It is required that all of the data be written out exactly.
>>>
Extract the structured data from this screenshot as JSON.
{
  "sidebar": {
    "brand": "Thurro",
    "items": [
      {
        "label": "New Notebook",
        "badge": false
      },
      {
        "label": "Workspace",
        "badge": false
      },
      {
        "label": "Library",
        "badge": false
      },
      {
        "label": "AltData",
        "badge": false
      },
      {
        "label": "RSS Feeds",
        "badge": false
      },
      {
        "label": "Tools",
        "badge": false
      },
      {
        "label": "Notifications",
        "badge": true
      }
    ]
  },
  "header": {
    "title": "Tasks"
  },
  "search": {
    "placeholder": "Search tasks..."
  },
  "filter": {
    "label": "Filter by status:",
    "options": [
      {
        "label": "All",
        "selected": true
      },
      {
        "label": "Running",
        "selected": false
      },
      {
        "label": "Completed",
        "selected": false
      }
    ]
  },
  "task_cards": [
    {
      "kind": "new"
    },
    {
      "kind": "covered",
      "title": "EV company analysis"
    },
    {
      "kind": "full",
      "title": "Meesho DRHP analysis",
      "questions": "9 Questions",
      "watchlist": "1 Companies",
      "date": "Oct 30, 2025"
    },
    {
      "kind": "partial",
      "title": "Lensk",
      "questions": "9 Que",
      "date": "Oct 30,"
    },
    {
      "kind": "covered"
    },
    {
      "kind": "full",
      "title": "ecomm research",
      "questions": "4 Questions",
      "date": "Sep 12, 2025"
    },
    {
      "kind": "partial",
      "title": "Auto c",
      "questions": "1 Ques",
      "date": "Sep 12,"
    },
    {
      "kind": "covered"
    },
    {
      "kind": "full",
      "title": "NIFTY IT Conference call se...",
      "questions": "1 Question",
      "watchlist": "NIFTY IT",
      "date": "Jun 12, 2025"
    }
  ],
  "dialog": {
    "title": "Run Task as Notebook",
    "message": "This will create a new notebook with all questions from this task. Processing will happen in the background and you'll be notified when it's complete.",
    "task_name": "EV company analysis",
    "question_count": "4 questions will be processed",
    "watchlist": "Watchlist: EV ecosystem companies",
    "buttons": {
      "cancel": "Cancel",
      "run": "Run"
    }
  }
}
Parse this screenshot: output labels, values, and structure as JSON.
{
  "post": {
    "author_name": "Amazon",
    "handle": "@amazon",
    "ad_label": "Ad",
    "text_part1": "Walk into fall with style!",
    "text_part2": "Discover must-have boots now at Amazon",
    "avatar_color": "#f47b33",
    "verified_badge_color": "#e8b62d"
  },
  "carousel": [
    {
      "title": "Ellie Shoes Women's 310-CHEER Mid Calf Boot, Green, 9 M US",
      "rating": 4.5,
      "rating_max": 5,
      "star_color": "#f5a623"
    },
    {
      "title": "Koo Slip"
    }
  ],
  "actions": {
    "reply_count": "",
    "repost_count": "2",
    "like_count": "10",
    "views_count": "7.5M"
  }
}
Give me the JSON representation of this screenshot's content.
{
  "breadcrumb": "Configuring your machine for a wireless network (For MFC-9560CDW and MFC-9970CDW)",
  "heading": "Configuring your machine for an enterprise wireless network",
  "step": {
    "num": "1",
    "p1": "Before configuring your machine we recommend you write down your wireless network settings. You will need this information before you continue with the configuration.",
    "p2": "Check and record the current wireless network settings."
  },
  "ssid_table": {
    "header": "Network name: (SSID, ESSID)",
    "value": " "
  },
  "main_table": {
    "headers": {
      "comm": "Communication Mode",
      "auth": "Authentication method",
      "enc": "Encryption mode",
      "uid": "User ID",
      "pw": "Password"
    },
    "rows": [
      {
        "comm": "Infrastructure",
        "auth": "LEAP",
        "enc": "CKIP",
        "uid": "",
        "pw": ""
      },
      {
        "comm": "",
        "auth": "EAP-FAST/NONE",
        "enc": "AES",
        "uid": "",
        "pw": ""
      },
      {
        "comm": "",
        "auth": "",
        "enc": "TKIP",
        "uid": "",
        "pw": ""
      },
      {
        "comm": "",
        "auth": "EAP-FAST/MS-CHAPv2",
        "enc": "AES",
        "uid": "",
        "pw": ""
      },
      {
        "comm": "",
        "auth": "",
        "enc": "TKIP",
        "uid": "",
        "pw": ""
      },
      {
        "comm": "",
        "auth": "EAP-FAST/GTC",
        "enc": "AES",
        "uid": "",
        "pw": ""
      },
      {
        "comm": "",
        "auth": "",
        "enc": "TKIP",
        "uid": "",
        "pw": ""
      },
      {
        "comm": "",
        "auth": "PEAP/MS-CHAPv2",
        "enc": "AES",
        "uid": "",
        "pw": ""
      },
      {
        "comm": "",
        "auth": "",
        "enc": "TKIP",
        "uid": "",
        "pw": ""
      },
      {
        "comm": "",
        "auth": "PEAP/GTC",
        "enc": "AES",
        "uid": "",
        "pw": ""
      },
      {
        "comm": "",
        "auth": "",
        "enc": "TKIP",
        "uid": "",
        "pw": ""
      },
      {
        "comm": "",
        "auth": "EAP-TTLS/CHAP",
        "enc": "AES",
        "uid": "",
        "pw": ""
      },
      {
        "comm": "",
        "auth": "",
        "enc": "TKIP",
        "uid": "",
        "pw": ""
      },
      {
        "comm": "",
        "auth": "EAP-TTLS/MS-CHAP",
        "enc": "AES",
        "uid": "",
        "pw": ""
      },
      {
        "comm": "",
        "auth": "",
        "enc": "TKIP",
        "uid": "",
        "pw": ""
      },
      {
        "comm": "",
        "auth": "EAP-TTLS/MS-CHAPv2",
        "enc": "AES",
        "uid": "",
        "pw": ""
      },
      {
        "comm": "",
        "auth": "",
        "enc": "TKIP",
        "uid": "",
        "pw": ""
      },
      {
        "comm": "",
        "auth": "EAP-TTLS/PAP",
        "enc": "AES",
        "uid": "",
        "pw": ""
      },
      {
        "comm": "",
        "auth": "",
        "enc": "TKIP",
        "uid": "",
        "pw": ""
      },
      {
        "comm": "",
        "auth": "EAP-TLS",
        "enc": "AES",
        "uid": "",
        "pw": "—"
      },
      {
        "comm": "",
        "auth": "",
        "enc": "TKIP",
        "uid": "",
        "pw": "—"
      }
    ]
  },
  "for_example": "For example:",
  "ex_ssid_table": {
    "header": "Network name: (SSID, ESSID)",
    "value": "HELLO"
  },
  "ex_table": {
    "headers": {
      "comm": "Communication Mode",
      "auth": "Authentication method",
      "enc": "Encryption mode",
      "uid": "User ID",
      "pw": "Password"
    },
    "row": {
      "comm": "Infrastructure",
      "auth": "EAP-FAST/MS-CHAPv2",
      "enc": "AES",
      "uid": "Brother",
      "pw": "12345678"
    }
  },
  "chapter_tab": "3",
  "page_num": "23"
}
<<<
== The answer ==
Extract the structured data from this screenshot as JSON.
{
  "sidebar": {
    "brand": "Thurro",
    "items": [
      {
        "label": "New Notebook",
        "badge": false
      },
      {
        "label": "Workspace",
        "badge": false
      },
      {
        "label": "Library",
        "badge": false
      },
      {
        "label": "AltData",
        "badge": false
      },
      {
        "label": "RSS Feeds",
        "badge": false
      },
      {
        "label": "Tools",
        "badge": false
      },
      {
        "label": "Notifications",
        "badge": true
      }
    ]
  },
  "header": {
    "title": "Tasks"
  },
  "search": {
    "placeholder": "Search tasks..."
  },
  "filter": {
    "label": "Filter by status:",
    "options": [
      {
        "label": "All",
        "selected": true
      },
      {
        "label": "Running",
        "selected": false
      },
      {
        "label": "Completed",
        "selected": false
      }
    ]
  },
  "task_cards": [
    {
      "kind": "new"
    },
    {
      "kind": "covered",
      "title": "EV company analysis"
    },
    {
      "kind": "full",
      "title": "Meesho DRHP analysis",
      "questions": "9 Questions",
      "watchlist": "1 Companies",
      "date": "Oct 30, 2025"
    },
    {
      "kind": "partial",
      "title": "Lensk",
      "questions": "9 Que",
      "date": "Oct 30,"
    },
    {
      "kind": "covered"
    },
    {
      "kind": "full",
      "title": "ecomm research",
      "questions": "4 Questions",
      "date": "Sep 12, 2025"
    },
    {
      "kind": "partial",
      "title": "Auto c",
      "questions": "1 Ques",
      "date": "Sep 12,"
    },
    {
      "kind": "covered"
    },
    {
      "kind": "full",
      "title": "NIFTY IT Conference call se...",
      "questions": "1 Question",
      "watchlist": "NIFTY IT",
      "date": "Jun 12, 2025"
    }
  ],
  "dialog": {
    "title": "Run Task as Notebook",
    "message": "This will create a new notebook with all questions from this task. Processing will happen in the background and you'll be notified when it's complete.",
    "task_name": "EV company analysis",
    "question_count": "4 questions will be processed",
    "watchlist": "Watchlist: EV ecosystem companies",
    "buttons": {
      "cancel": "Cancel",
      "run": "Run"
    }
  }
}
Parse this screenshot: output labels, values, and structure as JSON.
{
  "post": {
    "author_name": "Amazon",
    "handle": "@amazon",
    "ad_label": "Ad",
    "text_part1": "Walk into fall with style!",
    "text_part2": "Discover must-have boots now at Amazon",
    "avatar_color": "#f47b33",
    "verified_badge_color": "#e8b62d"
  },
  "carousel": [
    {
      "title": "Ellie Shoes Women's 310-CHEER Mid Calf Boot, Green, 9 M US",
      "rating": 4.5,
      "rating_max": 5,
      "star_color": "#f5a623"
    },
    {
      "title": "Koo Slip"
    }
  ],
  "actions": {
    "reply_count": "",
    "repost_count": "2",
    "like_count": "10",
    "views_count": "7.5M"
  }
}
Give me the JSON representation of this screenshot's content.
{
  "breadcrumb": "Configuring your machine for a wireless network (For MFC-9560CDW and MFC-9970CDW)",
  "heading": "Configuring your machine for an enterprise wireless network",
  "step": {
    "num": "1",
    "p1": "Before configuring your machine we recommend you write down your wireless network settings. You will need this information before you continue with the configuration.",
    "p2": "Check and record the current wireless network settings."
  },
  "ssid_table": {
    "header": "Network name: (SSID, ESSID)",
    "value": " "
  },
  "main_table": {
    "headers": {
      "comm": "Communication Mode",
      "auth": "Authentication method",
      "enc": "Encryption mode",
      "uid": "User ID",
      "pw": "Password"
    },
    "rows": [
      {
        "comm": "Infrastructure",
        "auth": "LEAP",
        "enc": "CKIP",
        "uid": "",
        "pw": ""
      },
      {
        "comm": "",
        "auth": "EAP-FAST/NONE",
        "enc": "AES",
        "uid": "",
        "pw": ""
      },
      {
        "comm": "",
        "auth": "",
        "enc": "TKIP",
        "uid": "",
        "pw": ""
      },
      {
        "comm": "",
        "auth": "EAP-FAST/MS-CHAPv2",
        "enc": "AES",
        "uid": "",
        "pw": ""
      },
      {
        "comm": "",
        "auth": "",
        "enc": "TKIP",
        "uid": "",
        "pw": ""
      },
      {
        "comm": "",
        "auth": "EAP-FAST/GTC",
        "enc": "AES",
        "uid": "",
        "pw": ""
      },
      {
        "comm": "",
        "auth": "",
        "enc": "TKIP",
        "uid": "",
        "pw": ""
      },
      {
        "comm": "",
        "auth": "PEAP/MS-CHAPv2",
        "enc": "AES",
        "uid": "",
        "pw": ""
      },
      {
        "comm": "",
        "auth": "",
        "enc": "TKIP",
        "uid": "",
        "pw": ""
      },
      {
        "comm": "",
        "auth": "PEAP/GTC",
        "enc": "AES",
        "uid": "",
        "pw": ""
      },
      {
        "comm": "",
        "auth": "",
        "enc": "TKIP",
        "uid": "",
        "pw": ""
      },
      {
        "comm": "",
        "auth": "EAP-TTLS/CHAP",
        "enc": "AES",
        "uid": "",
        "pw": ""
      },
      {
        "comm": "",
        "auth": "",
        "enc": "TKIP",
        "uid": "",
        "pw": ""
      },
      {
        "comm": "",
        "auth": "EAP-TTLS/MS-CHAP",
        "enc": "AES",
        "uid": "",
        "pw": ""
      },
      {
        "comm": "",
        "auth": "",
        "enc": "TKIP",
        "uid": "",
        "pw": ""
      },
      {
        "comm": "",
        "auth": "EAP-TTLS/MS-CHAPv2",
        "enc": "AES",
        "uid": "",
        "pw": ""
      },
      {
        "comm": "",
        "auth": "",
        "enc": "TKIP",
        "uid": "",
        "pw": ""
      },
      {
        "comm": "",
        "auth": "EAP-TTLS/PAP",
        "enc": "AES",
        "uid": "",
        "pw": ""
      },
      {
        "comm": "",
        "auth": "",
        "enc": "TKIP",
        "uid": "",
        "pw": ""
      },
      {
        "comm": "",
        "auth": "EAP-TLS",
        "enc": "AES",
        "uid": "",
        "pw": "—"
      },
      {
        "comm": "",
        "auth": "",
        "enc": "TKIP",
        "uid": "",
        "pw": "—"
      }
    ]
  },
  "for_example": "For example:",
  "ex_ssid_table": {
    "header": "Network name: (SSID, ESSID)",
    "value": "HELLO"
  },
  "ex_table": {
    "headers": {
      "comm": "Communication Mode",
      "auth": "Authentication method",
      "enc": "Encryption mode",
      "uid": "User ID",
      "pw": "Password"
    },
    "row": {
      "comm": "Infrastructure",
      "auth": "EAP-FAST/MS-CHAPv2",
      "enc": "AES",
      "uid": "Brother",
      "pw": "12345678"
    }
  },
  "chapter_tab": "3",
  "page_num": "23"
}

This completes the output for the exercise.